Similar auditing practices have been used for Medicare since 2008, but the process is controlled entirely by the federal government, Spencer said. Because hospitals have deeper pockets and staffs that specialize in Medicare and Medicaid compliance, they may be better able to handle the audits, he said.
Also, Spencer said, the Medicare audits are more transparent, so hospitals have the opportunity to better prepare for the scrutiny.
He said a system with contingency audits, in which auditors are paid based on errors found, is flawed because auditors make more money when problems persist.
Austin, with the hospital association, said the fines under the Medicare audits have been manageable, but the process has been burdensome and auditors disclose little when hospitals try to find out how to correct the problems.
“They’re making money by catching errors. They don’t make money by helping us to correct the errors,” Austin said.
Medicare and Medicaid mandate contingency contracts, but states that have laws forbidding such contracts can get waivers from the federal government and instead pay auditors flat fees. Austin said flat fees would be a fair way to pay auditors.
But he said state law was changed in 2011 to allow for the contingency audits, and he doesn’t know if it can be changed back and still qualify for a federal waiver.
The auditing contracts can be structured to ensure that health care providers aren’t unnecessarily punished for minor errors, Spencer said. For instance, extrapolation could be forbidden or limited, or the state could permit substantial fines only for major errors. A small error could be fined at a much lower percentage, he said.
Rep. Farnsworth said lawmakers will examine all possible remedies to ensure that health care providers are protected from unnecessary fines.
“As it stands now, this is not a fair way of doing business,” he said.
Dowling said the dentists don’t mind being audited, but they are asking for the state to be reasonable in the way fines are assessed.

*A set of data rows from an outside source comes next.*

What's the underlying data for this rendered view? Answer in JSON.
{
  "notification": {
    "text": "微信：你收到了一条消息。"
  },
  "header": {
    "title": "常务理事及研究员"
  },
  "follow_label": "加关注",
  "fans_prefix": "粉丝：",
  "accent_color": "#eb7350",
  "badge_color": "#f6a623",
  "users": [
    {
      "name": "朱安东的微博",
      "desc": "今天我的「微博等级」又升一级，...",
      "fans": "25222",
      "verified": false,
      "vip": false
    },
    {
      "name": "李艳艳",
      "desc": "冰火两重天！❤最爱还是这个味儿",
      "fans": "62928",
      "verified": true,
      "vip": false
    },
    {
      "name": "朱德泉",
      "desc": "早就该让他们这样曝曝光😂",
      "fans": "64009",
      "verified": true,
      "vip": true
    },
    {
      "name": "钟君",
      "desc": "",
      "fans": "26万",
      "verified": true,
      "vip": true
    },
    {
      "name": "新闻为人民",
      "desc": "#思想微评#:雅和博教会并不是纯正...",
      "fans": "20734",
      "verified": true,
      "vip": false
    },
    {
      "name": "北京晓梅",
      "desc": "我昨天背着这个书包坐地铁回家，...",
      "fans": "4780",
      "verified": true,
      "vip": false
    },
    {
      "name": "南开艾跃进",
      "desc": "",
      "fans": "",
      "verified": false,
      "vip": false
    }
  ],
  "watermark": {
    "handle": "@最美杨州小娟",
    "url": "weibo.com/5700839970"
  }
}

“The truth is, the state has a lot of discretion,” he said.
Joe Lawlor can be contacted at 791-6376 or at: